The term implies the habitual frequenting of places where wagers are made and games of chance are played, and the seeking of subsistence by dishonorable betting, but does not always imply direct cheating. Sometimes contracted to leg. [Century Dictionary]
Used from 1865 of strike-breakers and workmen who refused to join trade unions.
Entries linking to blackleg
Old English blæc "absolutely dark, absorbing all light, of the color of soot or coal," from Proto-Germanic *blakaz "burned" (source also of Old Norse blakkr "dark," Old High German blah "black," Swedish bläck "ink," Dutch blaken "to burn"), from PIE *bhleg- "to burn, gleam, shine, flash" (source also of Greek phlegein "to burn, scorch," Latin flagrare "to blaze, glow, burn"), from root *bhel- (1) "to shine, flash, burn." The usual Old English word for "black" was sweart (see swart).
The same root produced Middle English blake "pale," from Old English blac "bright, shining, glittering, pale;" the connecting notions being, perhaps, "fire" (bright) and "burned" (dark), or perhaps "absence of color." According to OED, in Middle English "it is often doubtful whether blac, blak, blake, means 'black, dark,' or 'pale, colourless, wan, livid' "; and the surname Blake can mean either "one of pale complexion" or "one of dark complexion."

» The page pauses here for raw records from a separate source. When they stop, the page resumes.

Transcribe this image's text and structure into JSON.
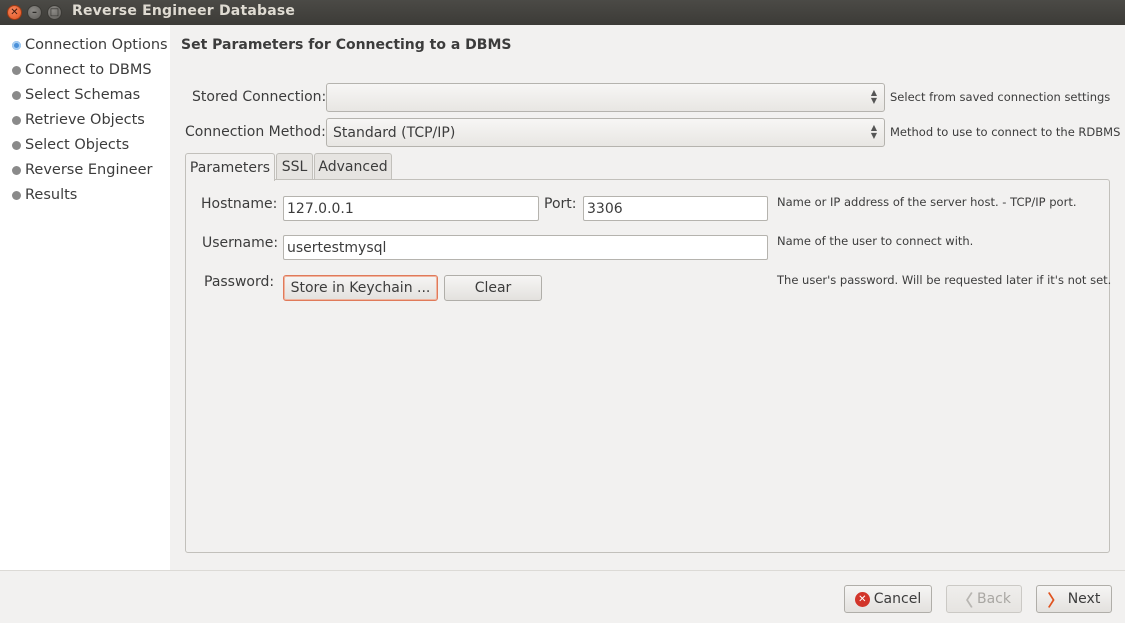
{
  "window": {
    "title": "Reverse Engineer Database",
    "close_glyph": "✕",
    "minimize_glyph": "–",
    "maximize_glyph": "□"
  },
  "sidebar": {
    "steps": [
      {
        "label": "Connection Options",
        "active": true
      },
      {
        "label": "Connect to DBMS",
        "active": false
      },
      {
        "label": "Select Schemas",
        "active": false
      },
      {
        "label": "Retrieve Objects",
        "active": false
      },
      {
        "label": "Select Objects",
        "active": false
      },
      {
        "label": "Reverse Engineer",
        "active": false
      },
      {
        "label": "Results",
        "active": false
      }
    ]
  },
  "main": {
    "heading": "Set Parameters for Connecting to a DBMS",
    "stored_connection": {
      "label": "Stored Connection:",
      "value": "",
      "hint": "Select from saved connection settings"
    },
    "connection_method": {
      "label": "Connection Method:",
      "value": "Standard (TCP/IP)",
      "hint": "Method to use to connect to the RDBMS"
    },
    "tabs": [
      {
        "label": "Parameters",
        "active": true
      },
      {
        "label": "SSL",
        "active": false
      },
      {
        "label": "Advanced",
        "active": false
      }
    ],
    "parameters": {
      "hostname_label": "Hostname:",
      "hostname_value": "127.0.0.1",
      "port_label": "Port:",
      "port_value": "3306",
      "hostname_hint": "Name or IP address of the server host. - TCP/IP port.",
      "username_label": "Username:",
      "username_value": "usertestmysql",
      "username_hint": "Name of the user to connect with.",
      "password_label": "Password:",
      "store_button": "Store in Keychain ...",
      "clear_button": "Clear",
      "password_hint": "The user's password. Will be requested later if it's not set."
    }
  },
  "footer": {
    "cancel": "Cancel",
    "back": "Back",
    "next": "Next",
    "cancel_glyph": "✕",
    "back_glyph": "〈",
    "next_glyph": "〉"
  },
  "colors": {
    "active_step_dot": "#4a90d9",
    "focus_border": "#e07a5a",
    "cancel_icon": "#d2352a",
    "next_icon": "#e0531f"
  },
  "icons": {
    "window_close": "close-icon",
    "window_minimize": "minimize-icon",
    "window_maximize": "maximize-icon",
    "combo_arrows": "combo-arrows-icon",
    "cancel": "cancel-icon",
    "back": "chevron-left-icon",
    "next": "chevron-right-icon"
  }
}
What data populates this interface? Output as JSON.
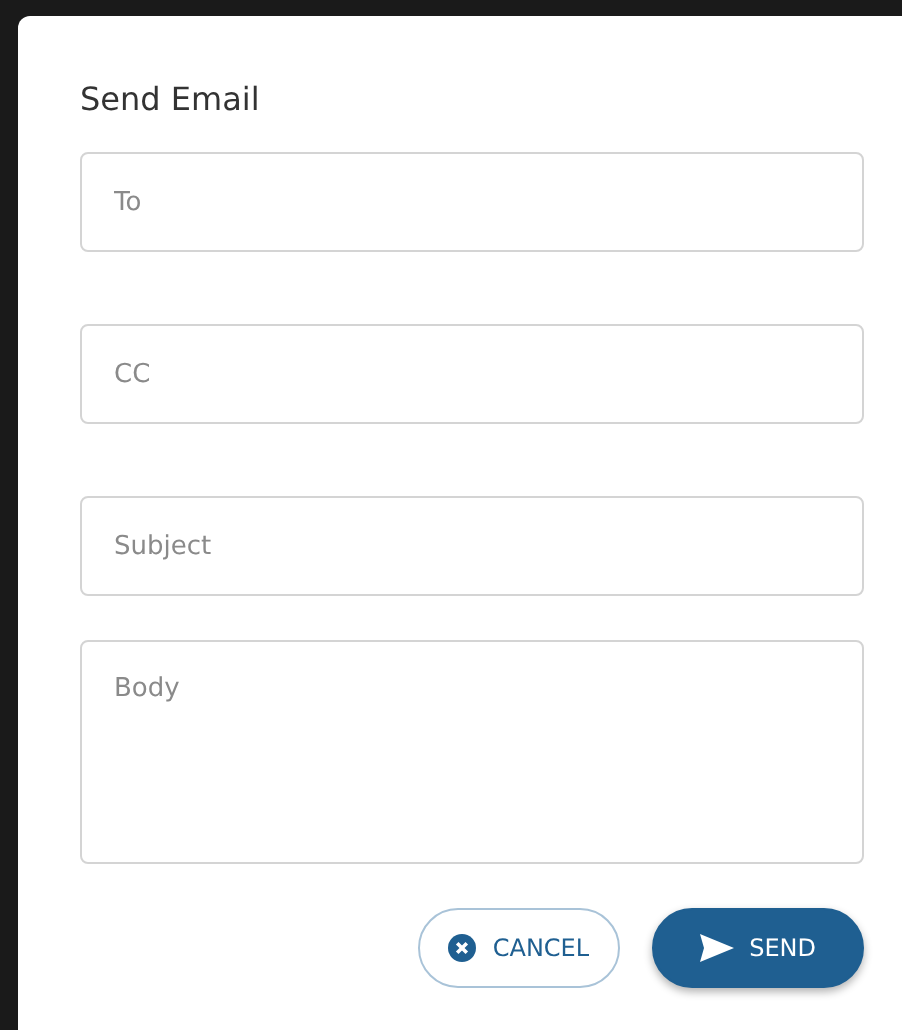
{
  "dialog": {
    "title": "Send Email"
  },
  "fields": [
    {
      "kind": "line",
      "placeholder": "To"
    },
    {
      "kind": "line",
      "placeholder": "CC"
    },
    {
      "kind": "line",
      "placeholder": "Subject"
    },
    {
      "kind": "area",
      "placeholder": "Body"
    }
  ],
  "buttons": [
    {
      "kind": "outline",
      "label": "CANCEL"
    },
    {
      "kind": "filled",
      "label": "SEND"
    }
  ]
}
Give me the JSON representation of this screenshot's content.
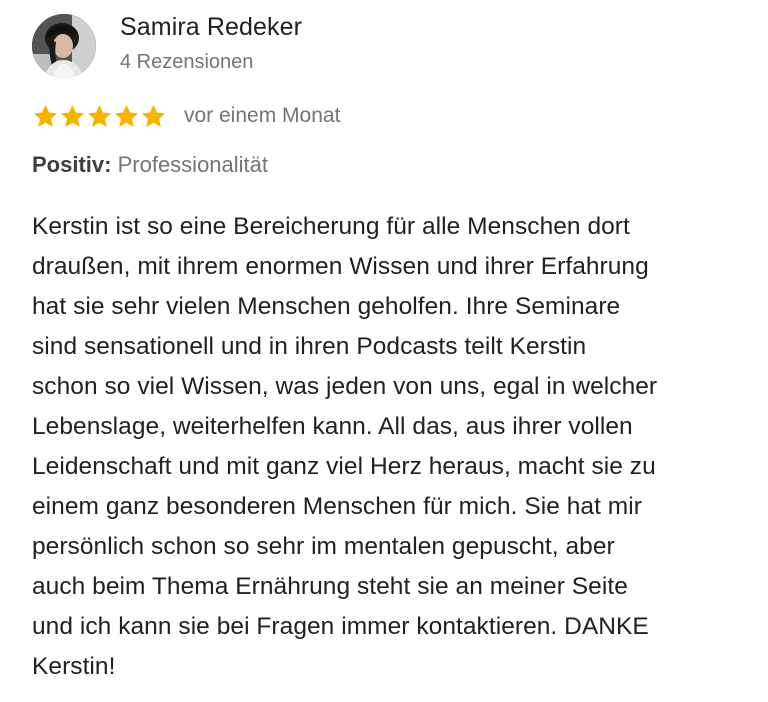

Black was used of dark-skinned people in Old English. Of coffee with nothing added, attested by 1796. The meaning "fierce, terrible, wicked" is from late 14c. The figurative senses often come from the notion of "without light," moral or spiritual. Latin niger had many of the same figurative senses ("gloomy; unlucky; bad, wicked, malicious"). The metaphoric use of the Greek word, melas, however, tended to reflect the notion of "shrouded in darkness, overcast." In English it has been the color of sin and sorrow at least since c. 1300; the sense of "with dark purposes, malignant" emerged 1580s (in black art "necromancy;" it is also the sense in black magic).
Black drop (1823) was a liquid preparation of opium, used medicinally. Black-fly (c. 1600) was a name given to various insects, especially an annoying pest of the northern American woods. Black Prince as a nickname of the eldest son of Edward III is attested by 1560s; the exact signification is uncertain. Black flag, flown (especially by pirates) as a signal of no mercy, is from 1590s. Black dog "melancholy" is attested from 1826.
Black belt is from 1870 in reference to district extending across the U.S. South with heaviest African population (also sometimes in reference to the fertility of the soil); it is attested from 1913 in the judo sense, worn by one who has attained a certain high degree of proficiency. Black power is from 1966, associated with Stokely Carmichael. Black English "English as spoken by African-Americans," is by 1969. The Black Panther (1965) movement was an outgrowth of Student Nonviolent Co-ordinating Committee. Black studies is attested from 1968.
late 13c., from a Scandinavian source, probably Old Norse leggr "a leg, bone of the arm or leg," from Proto-Germanic *lagjaz (cognates Danish læg, Swedish läg "the calf of the leg"), a word with no certain ulterior connections. Perhaps from a PIE root meaning "to bend" [Buck]. For Old Norse senses, compare Bein, the German word for "leg," in Old High German "bone, leg" (see bone (n.)). Replaced Old English shank (n.), itself also perhaps from a root meaning "crooked."
Distinguished from an arm, leg, or fin in being used for support. Of triangle sides from 1650s (translating Greek skelos, literally "leg"). Extended to furniture supports from 1670s. Meaning "part of pants which cover the leg" is from 1570s. By 1870s as an adjective it had a salacious suggestion of artistic displays focused on the female form, such as leg-piece in theater jargon, leg-business as slang for "ballet."
The meaning "a part or stage of a journey or race" (1920) is from earlier sailing sense of "a run made by a ship on a single tack when beating to windward" (1867), which was usually qualified as long leg, short leg, etc. Slang phrase shake a leg is attested from 1869 as "dance," 1880 as "hurry up." To be on (one's) last legs "at the end of one's life" is from 1590s, the notion is of something that serves one for support and keeps one moving. To take leg bail was old slang for "run away" (1774). Legs "ability to be an enduring success, staying power" is from 1970s show business slang.
updated on September 25, 2018